"In addition, the trustee has prevented women from getting Torahs from the men's section because a dividing structure has been placed between the men's and women's sections," the petitioners continued.
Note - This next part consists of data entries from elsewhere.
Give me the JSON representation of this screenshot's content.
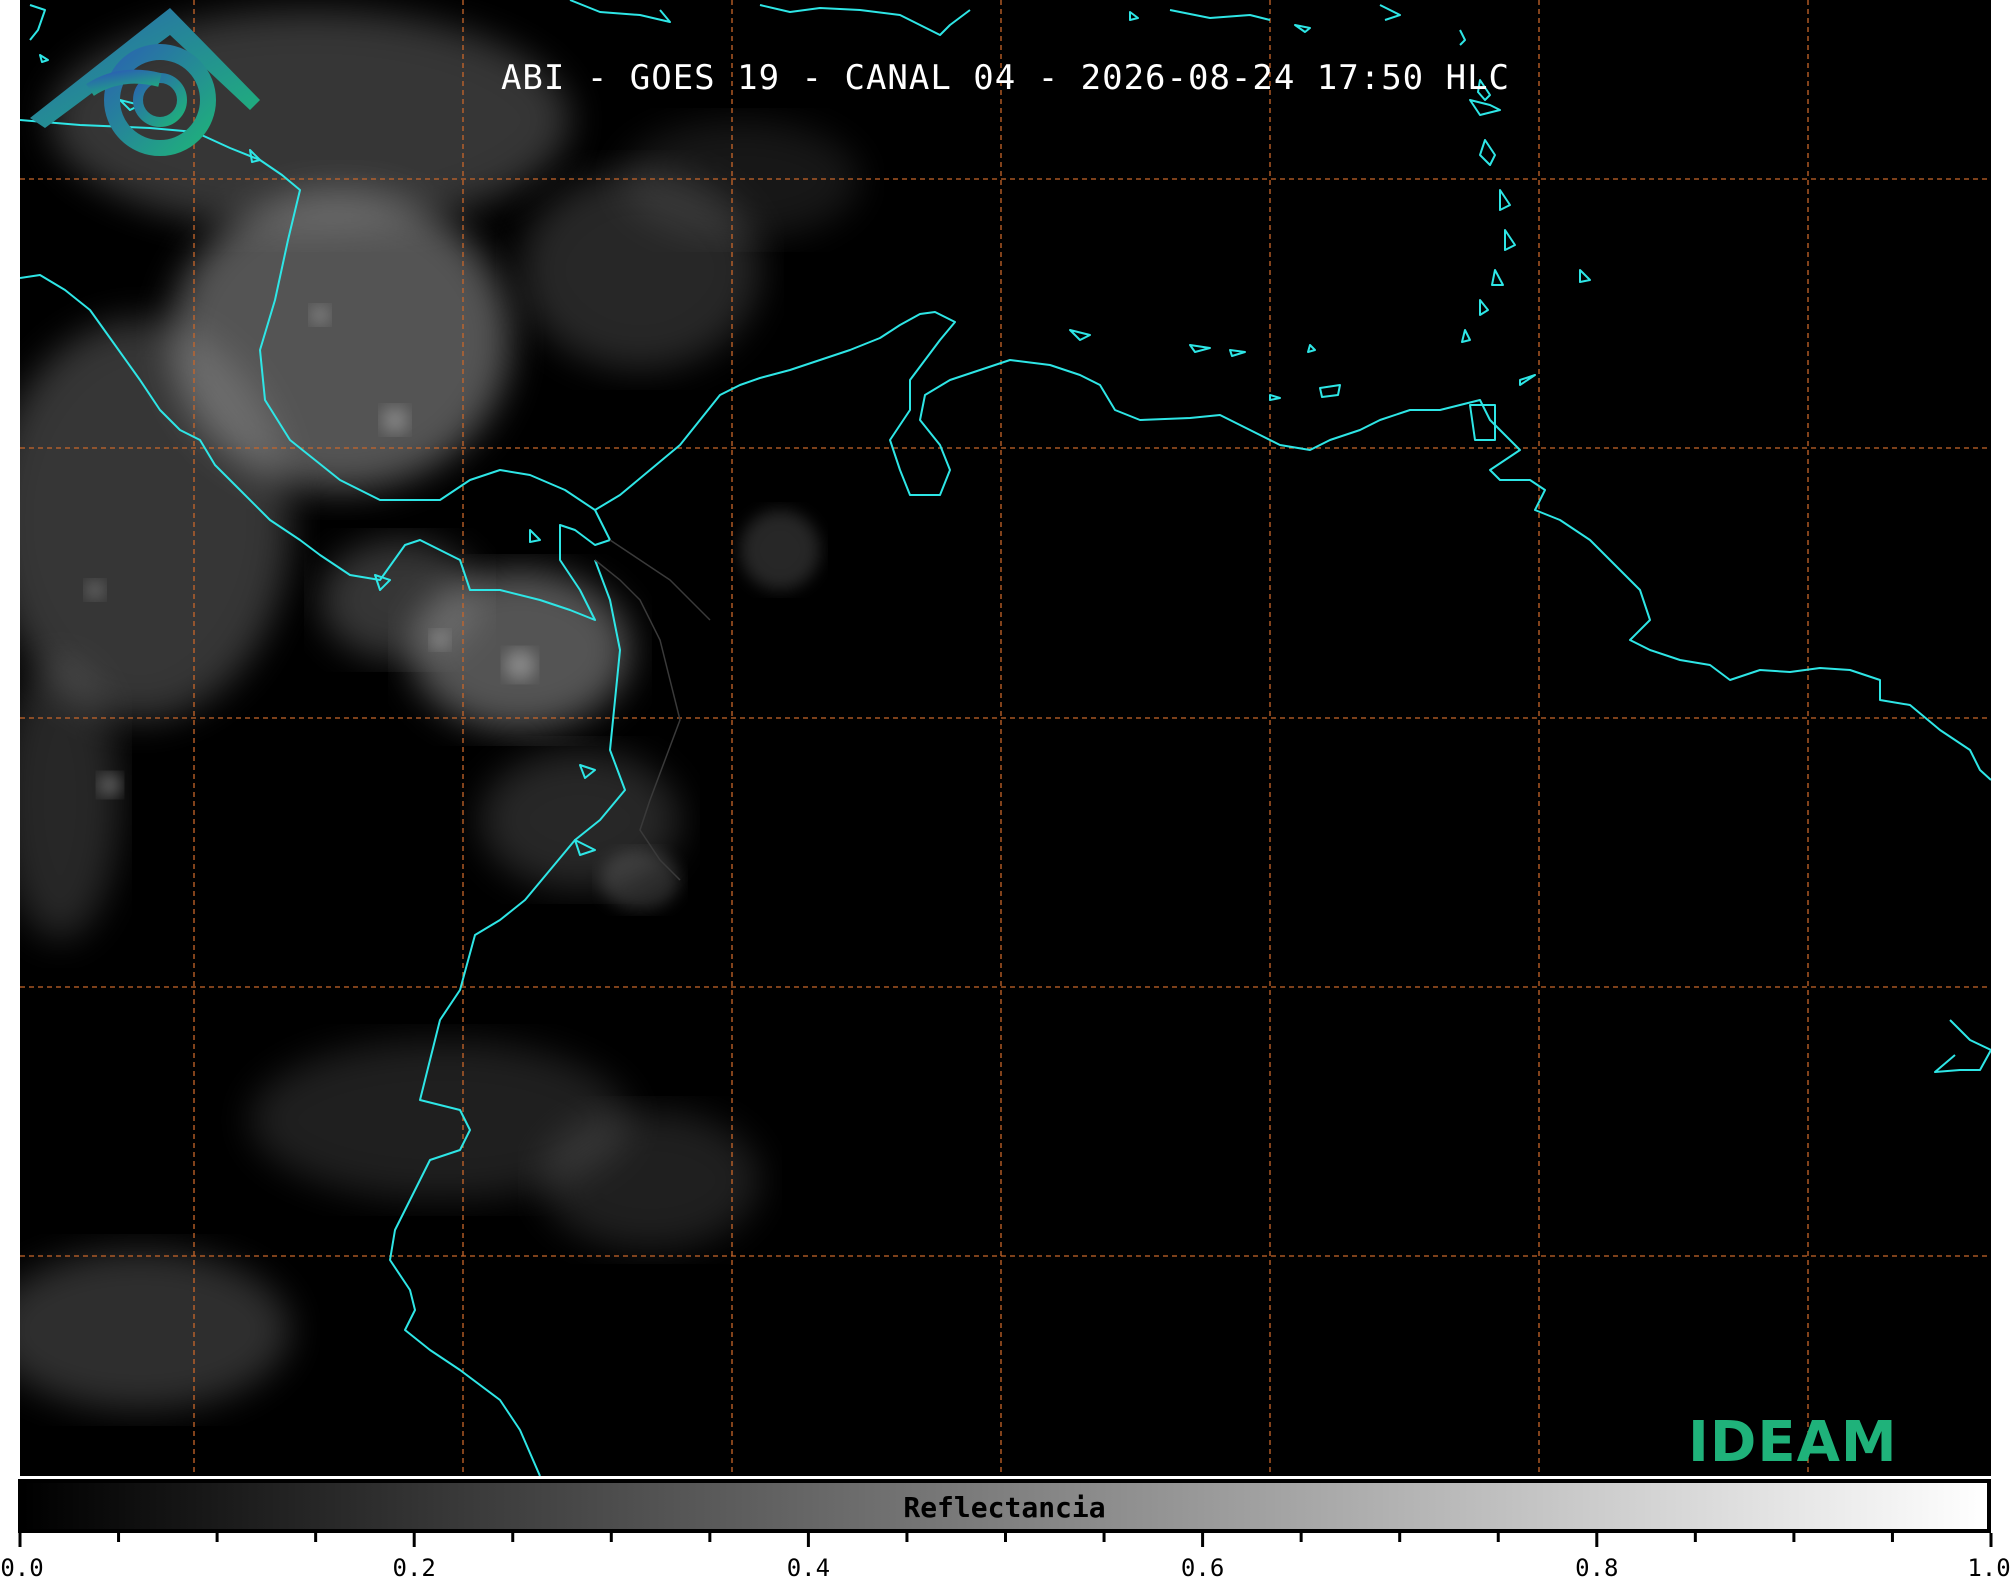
{
  "title": "ABI - GOES 19 - CANAL 04 - 2026-08-24 17:50 HLC",
  "colorbar": {
    "label": "Reflectancia",
    "min": 0.0,
    "max": 1.0,
    "ticks": [
      "0.0",
      "0.2",
      "0.4",
      "0.6",
      "0.8",
      "1.0"
    ],
    "minor_ticks": 20
  },
  "logo": {
    "text": "IDEAM",
    "color": "#1fb27a"
  },
  "colors": {
    "coastline": "#2ee6e6",
    "grid": "#c8662a",
    "background": "#000000"
  }
}
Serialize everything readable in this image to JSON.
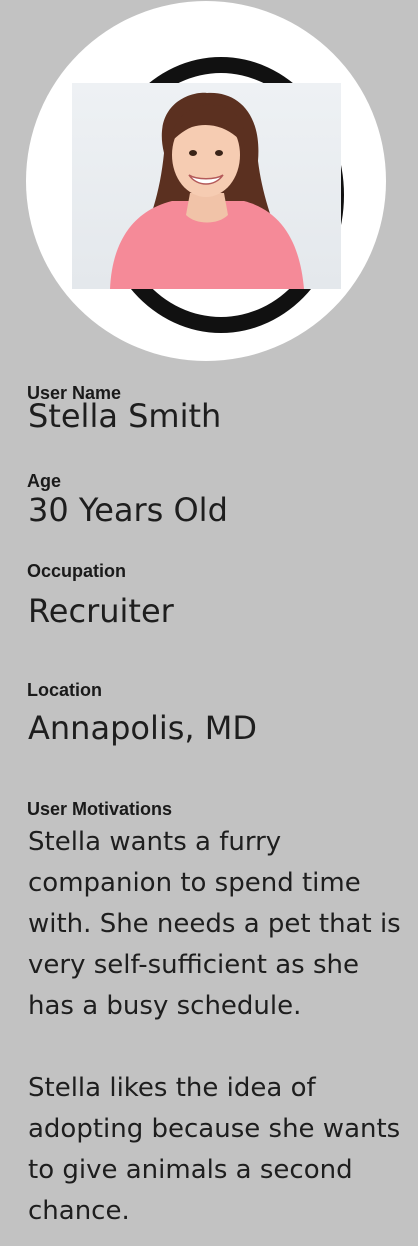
{
  "profile": {
    "photo_icon": "person-photo",
    "fields": {
      "username": {
        "label": "User Name",
        "value": "Stella Smith"
      },
      "age": {
        "label": "Age",
        "value": "30 Years Old"
      },
      "occupation": {
        "label": "Occupation",
        "value": "Recruiter"
      },
      "location": {
        "label": "Location",
        "value": "Annapolis, MD"
      }
    },
    "motivations": {
      "label": "User Motivations",
      "paragraphs": [
        "Stella wants a furry companion to spend time with. She needs a pet that is very self-sufficient as she has a busy schedule.",
        "Stella likes the idea of adopting because she wants to give animals a second chance."
      ]
    }
  },
  "colors": {
    "background": "#c2c2c2",
    "circle": "#ffffff",
    "ring": "#111111",
    "shirt": "#f58a98",
    "hair": "#5b3020"
  }
}
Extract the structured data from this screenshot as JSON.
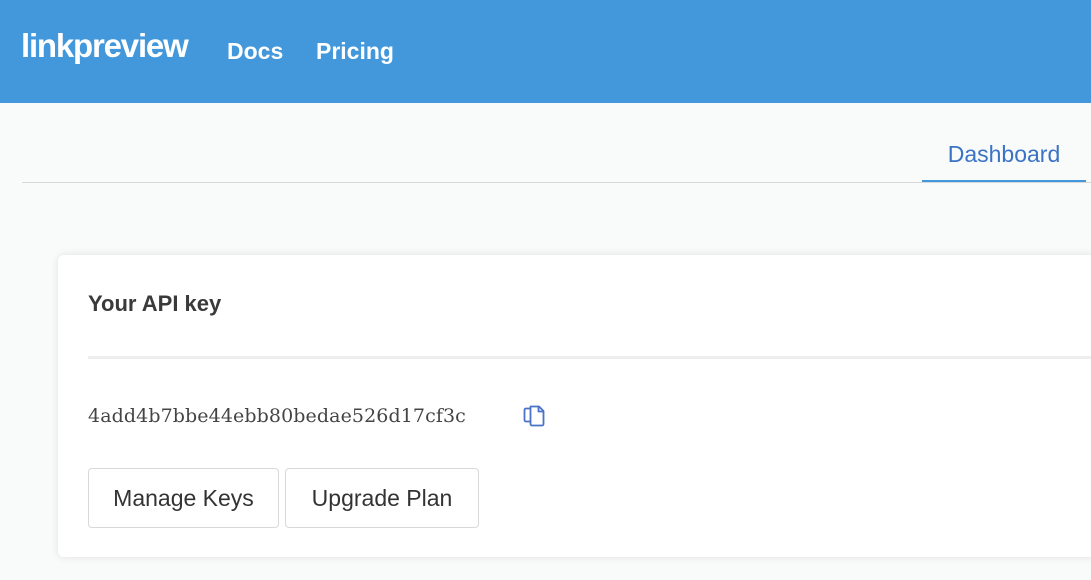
{
  "navbar": {
    "brand": "linkpreview",
    "links": [
      "Docs",
      "Pricing"
    ],
    "color": "#4298db"
  },
  "tabs": {
    "active": "Dashboard",
    "accent_color": "#3a73c4"
  },
  "api_card": {
    "title": "Your API key",
    "key": "4add4b7bbe44ebb80bedae526d17cf3c",
    "copy_icon": "copy-icon",
    "buttons": {
      "manage": "Manage Keys",
      "upgrade": "Upgrade Plan"
    }
  }
}
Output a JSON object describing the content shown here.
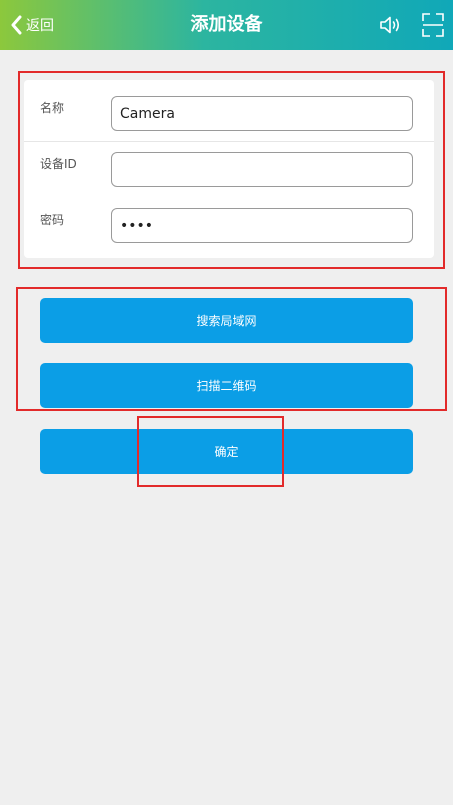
{
  "header": {
    "back_label": "返回",
    "title": "添加设备",
    "background_colors": [
      "#8cc83c",
      "#2cb5a0",
      "#10a8b8"
    ],
    "icons": [
      "chevron-left-icon",
      "speaker-icon",
      "fullscreen-icon"
    ]
  },
  "form": {
    "name_label": "名称",
    "name_value": "Camera",
    "device_id_label": "设备ID",
    "device_id_value": "",
    "password_label": "密码",
    "password_value": "••••"
  },
  "buttons": {
    "search_lan": "搜索局域网",
    "scan_qr": "扫描二维码",
    "confirm": "确定",
    "color": "#0b9ee6"
  },
  "annotations": {
    "highlight_color": "#e22a2a"
  }
}
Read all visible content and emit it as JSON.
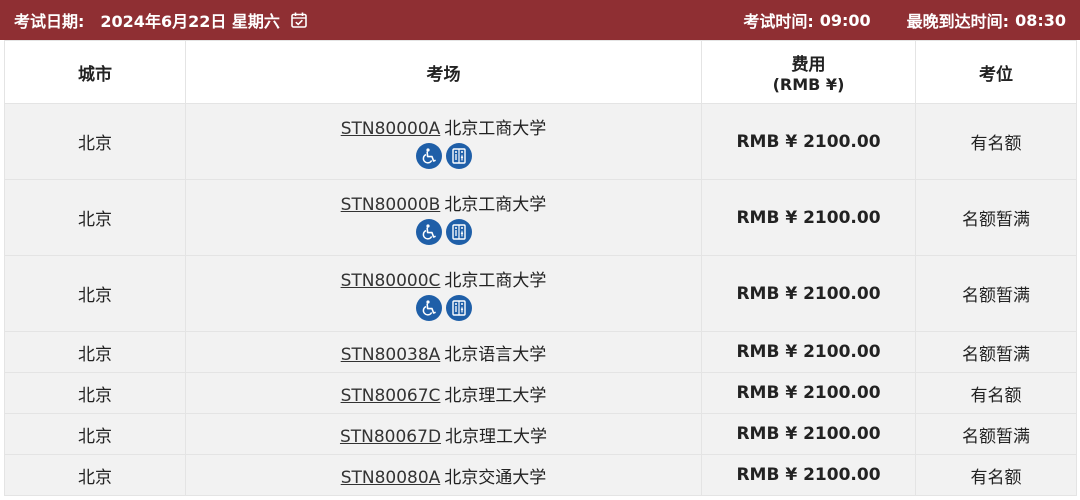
{
  "header": {
    "exam_date_label": "考试日期:",
    "exam_date_value": "2024年6月22日 星期六",
    "calendar_icon": "calendar-check-icon",
    "exam_time_label": "考试时间:",
    "exam_time_value": "09:00",
    "latest_arrival_label": "最晚到达时间:",
    "latest_arrival_value": "08:30"
  },
  "table": {
    "columns": {
      "city": "城市",
      "venue": "考场",
      "fee_line1": "费用",
      "fee_line2": "(RMB ¥)",
      "seats": "考位"
    },
    "rows": [
      {
        "city": "北京",
        "code": "STN80000A",
        "name": "北京工商大学",
        "fee": "RMB ¥ 2100.00",
        "seats": "有名额",
        "icons": [
          "wheelchair-icon",
          "restroom-icon"
        ]
      },
      {
        "city": "北京",
        "code": "STN80000B",
        "name": "北京工商大学",
        "fee": "RMB ¥ 2100.00",
        "seats": "名额暂满",
        "icons": [
          "wheelchair-icon",
          "restroom-icon"
        ]
      },
      {
        "city": "北京",
        "code": "STN80000C",
        "name": "北京工商大学",
        "fee": "RMB ¥ 2100.00",
        "seats": "名额暂满",
        "icons": [
          "wheelchair-icon",
          "restroom-icon"
        ]
      },
      {
        "city": "北京",
        "code": "STN80038A",
        "name": "北京语言大学",
        "fee": "RMB ¥ 2100.00",
        "seats": "名额暂满",
        "icons": []
      },
      {
        "city": "北京",
        "code": "STN80067C",
        "name": "北京理工大学",
        "fee": "RMB ¥ 2100.00",
        "seats": "有名额",
        "icons": []
      },
      {
        "city": "北京",
        "code": "STN80067D",
        "name": "北京理工大学",
        "fee": "RMB ¥ 2100.00",
        "seats": "名额暂满",
        "icons": []
      },
      {
        "city": "北京",
        "code": "STN80080A",
        "name": "北京交通大学",
        "fee": "RMB ¥ 2100.00",
        "seats": "有名额",
        "icons": []
      }
    ]
  },
  "colors": {
    "header_bg": "#8f2f33",
    "row_bg": "#f2f2f2",
    "icon_badge": "#1f5fa8"
  }
}
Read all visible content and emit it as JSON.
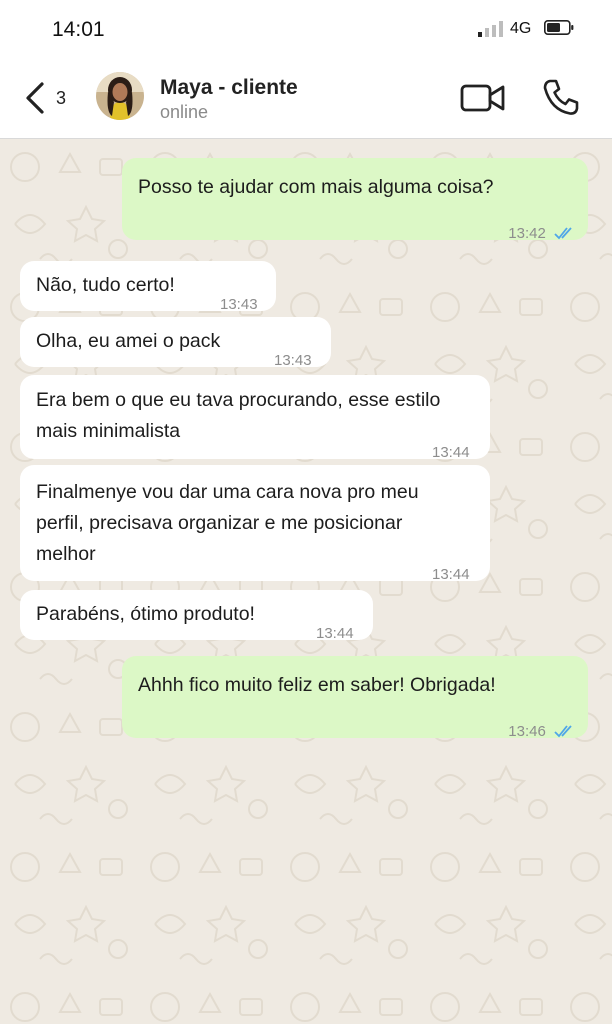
{
  "status_bar": {
    "time": "14:01",
    "network": "4G"
  },
  "header": {
    "back_count": "3",
    "contact_name": "Maya - cliente",
    "presence": "online"
  },
  "messages": [
    {
      "direction": "outgoing",
      "text": "Posso te ajudar com mais alguma coisa?",
      "time": "13:42",
      "read": true
    },
    {
      "direction": "incoming",
      "text": "Não, tudo certo!",
      "time": "13:43"
    },
    {
      "direction": "incoming",
      "text": "Olha, eu amei o pack",
      "time": "13:43"
    },
    {
      "direction": "incoming",
      "text": "Era bem o que eu tava procurando, esse estilo mais minimalista",
      "time": "13:44"
    },
    {
      "direction": "incoming",
      "text": "Finalmenye vou dar uma cara nova pro meu perfil, precisava organizar e me posicionar melhor",
      "time": "13:44"
    },
    {
      "direction": "incoming",
      "text": "Parabéns, ótimo produto!",
      "time": "13:44"
    },
    {
      "direction": "outgoing",
      "text": "Ahhh fico muito feliz em saber! Obrigada!",
      "time": "13:46",
      "read": true
    }
  ],
  "colors": {
    "outgoing_bubble": "#dcf8c6",
    "incoming_bubble": "#ffffff",
    "chat_background": "#efeae2",
    "read_tick": "#4fa6e8"
  }
}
They also mentioned the deployment of additional police along the length of the partition at certain times.
Consequently, the women are suing the state for NIS 150,000 in damages to compensate for what they claim are discriminatory practices that break the Prohibition of Discrimination in Products, Services and Entry into Places of Entertainment and Public Places Law.
The manager of the Center for Women's Justice, Dr. Susan Weiss, said: "The procedure for bringing Torahs to the Western Wall plaza is just one example of what happens when the state abandons its authority to a theocratic body, that does not believe in human rights or equality at the Wall."
Anat Hoffman, chair of Women of the Wall, added: "The petition is further evidence of the real need of women in Israel to read from the Torah, and of the public climate in Israel because of this historic decision."
In response, Rabbi Rabinowitz said: "Several hectic discussions have been convened over the last few days, with the aim of which is to reach an agreement as to the demands of all the different streams at the Western Wall.
"I hope that with God's help these discussions will be completed in the coming days."